KUALA LUMPUR, Sept 13 — Indonesia moved closer to ending child marriage today after the government secured a key nod paving the way to raise the age for girls to wed in the world’s most populous Muslim country by three years.
About one in every seven girls in Indonesia is married before the age of 18 and the country is among the 10 countries with the highest numbers of child brides, according to the UN children’s agency, Unicef.
The government said a parliamentary law committee has agreed to a proposal on raising the minimum marriage age for girls to 19 from the current 16 — a key step before it is put to a vote among lawmakers.
“It’s a decision that the Indonesian society has been waiting for to save our children from the practice of child marriage,” Women’s Empowerment and Child Protection Minister Yohana Yembise said in a statement.
The reform has been pushed by lawmakers including those from the ruling party of the Indonesian president Joko Widodo.
Indonesia’s Constitutional Court ruled in favour of a petition by women’s rights groups last year to change the law after they argued the current rule discriminates against girls, who can marry at 16 whereas the legal age for men is 19.
The ruling did not specify an increase and gave legislators three years to decide what the new minimum age should be.

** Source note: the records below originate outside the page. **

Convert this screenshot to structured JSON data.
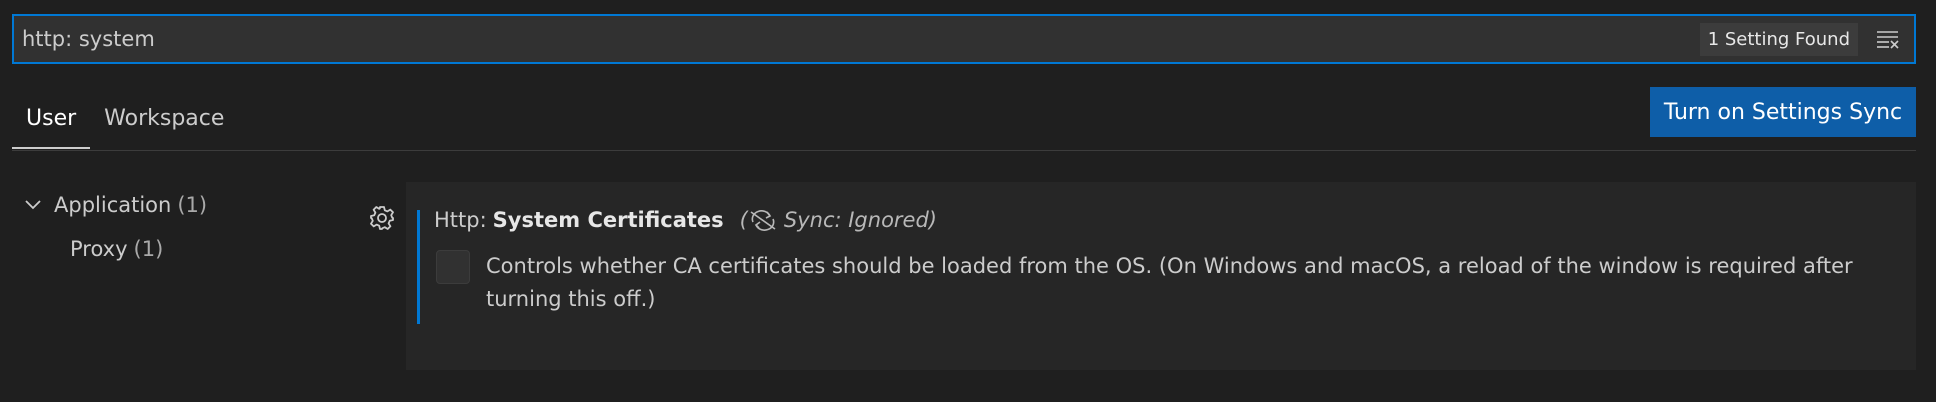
{
  "search": {
    "value": "http: system",
    "result_count": "1 Setting Found"
  },
  "tabs": [
    {
      "label": "User",
      "active": true
    },
    {
      "label": "Workspace",
      "active": false
    }
  ],
  "sync_button": {
    "label": "Turn on Settings Sync"
  },
  "toc": {
    "group": {
      "label": "Application",
      "count": "(1)"
    },
    "child": {
      "label": "Proxy",
      "count": "(1)"
    }
  },
  "setting": {
    "category": "Http:",
    "name": "System Certificates",
    "sync_status": "Sync: Ignored)",
    "sync_prefix": "(",
    "description": "Controls whether CA certificates should be loaded from the OS. (On Windows and macOS, a reload of the window is required after turning this off.)",
    "checked": false
  },
  "colors": {
    "accent": "#0078d4",
    "sync_button": "#0e5ea8",
    "background": "#1f1f1f"
  },
  "icons": {
    "clear_filter": "clear-filter-icon",
    "chevron": "chevron-down-icon",
    "gear": "gear-icon",
    "sync_ignored": "sync-ignored-icon"
  }
}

The proposed change would allow exceptions for underage marriage in unspecified “pressing” situations with a court’s consent, said researcher Maidina Rahmawati at the non-profit Institute for Criminal Justice Reform.
“We ask the government to tighten the restrictions on this but it is a very good start,” she told the Thomson Reuters Foundation by phone from Jakarta.
Poverty and tradition often lead families to marry their children in the Southeast Asia archipelago of 260 million people, according to Unicef.
On average over 3,500 Indonesian girls are married every day and in some cases religious courts have endorsed the marriages of Indonesian girls younger than 16.
Globally, 12 million girls become child brides each year, according to the campaign group Girls Not Brides, exposing them to greater risks of exploitation, sexual violence, domestic abuse and death in childbirth. — Thomson Reuters Foundation